#### SUPPLIED DATA:

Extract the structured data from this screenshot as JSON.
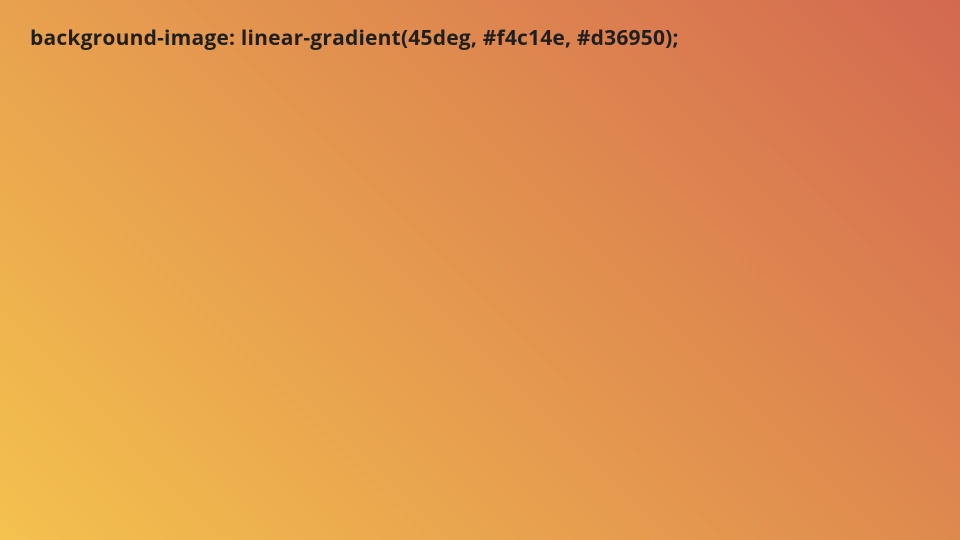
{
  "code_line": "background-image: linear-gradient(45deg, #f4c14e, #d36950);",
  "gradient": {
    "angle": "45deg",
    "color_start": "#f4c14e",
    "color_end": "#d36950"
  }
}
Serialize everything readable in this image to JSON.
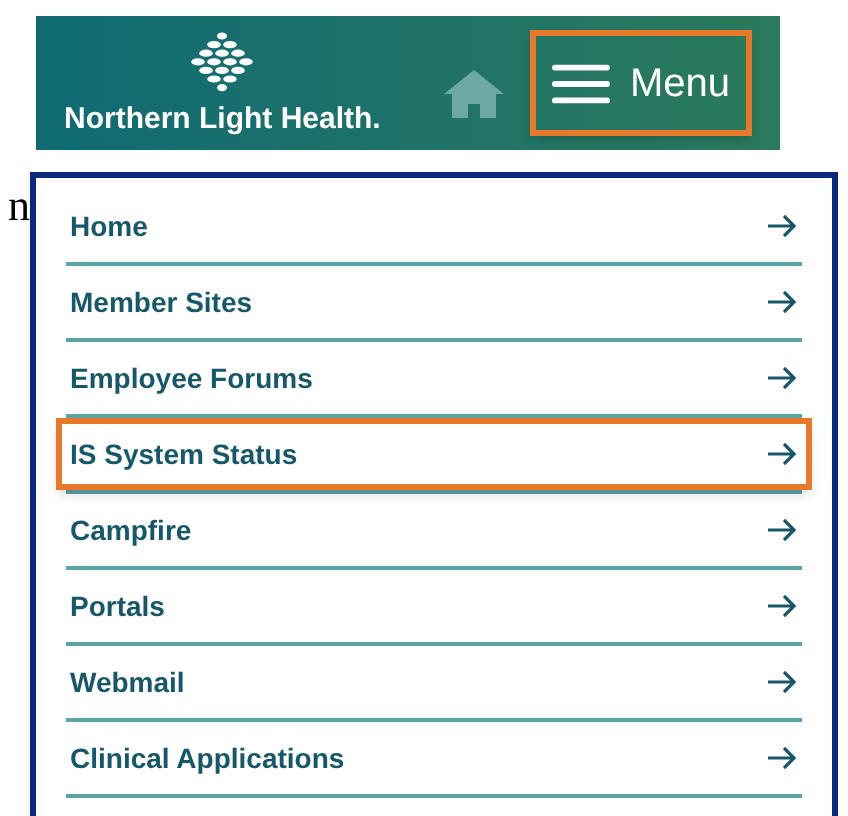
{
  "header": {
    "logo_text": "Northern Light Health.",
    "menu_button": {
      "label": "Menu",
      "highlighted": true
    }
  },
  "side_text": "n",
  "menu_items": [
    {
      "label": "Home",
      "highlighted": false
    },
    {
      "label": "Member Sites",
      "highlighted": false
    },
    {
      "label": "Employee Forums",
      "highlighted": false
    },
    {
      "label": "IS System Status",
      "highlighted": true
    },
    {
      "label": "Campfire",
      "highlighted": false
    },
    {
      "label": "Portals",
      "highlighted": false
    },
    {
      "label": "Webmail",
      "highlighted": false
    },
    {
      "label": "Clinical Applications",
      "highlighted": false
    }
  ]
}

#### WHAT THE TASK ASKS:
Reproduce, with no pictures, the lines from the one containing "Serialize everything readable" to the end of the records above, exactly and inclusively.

#### SOLUTION TO THIS TASK:
Serialize everything readable in this image to JSON.
{
  "header": {
    "logo_text": "Northern Light Health.",
    "menu_button": {
      "label": "Menu",
      "highlighted": true
    }
  },
  "side_text": "n",
  "menu_items": [
    {
      "label": "Home",
      "highlighted": false
    },
    {
      "label": "Member Sites",
      "highlighted": false
    },
    {
      "label": "Employee Forums",
      "highlighted": false
    },
    {
      "label": "IS System Status",
      "highlighted": true
    },
    {
      "label": "Campfire",
      "highlighted": false
    },
    {
      "label": "Portals",
      "highlighted": false
    },
    {
      "label": "Webmail",
      "highlighted": false
    },
    {
      "label": "Clinical Applications",
      "highlighted": false
    }
  ]
}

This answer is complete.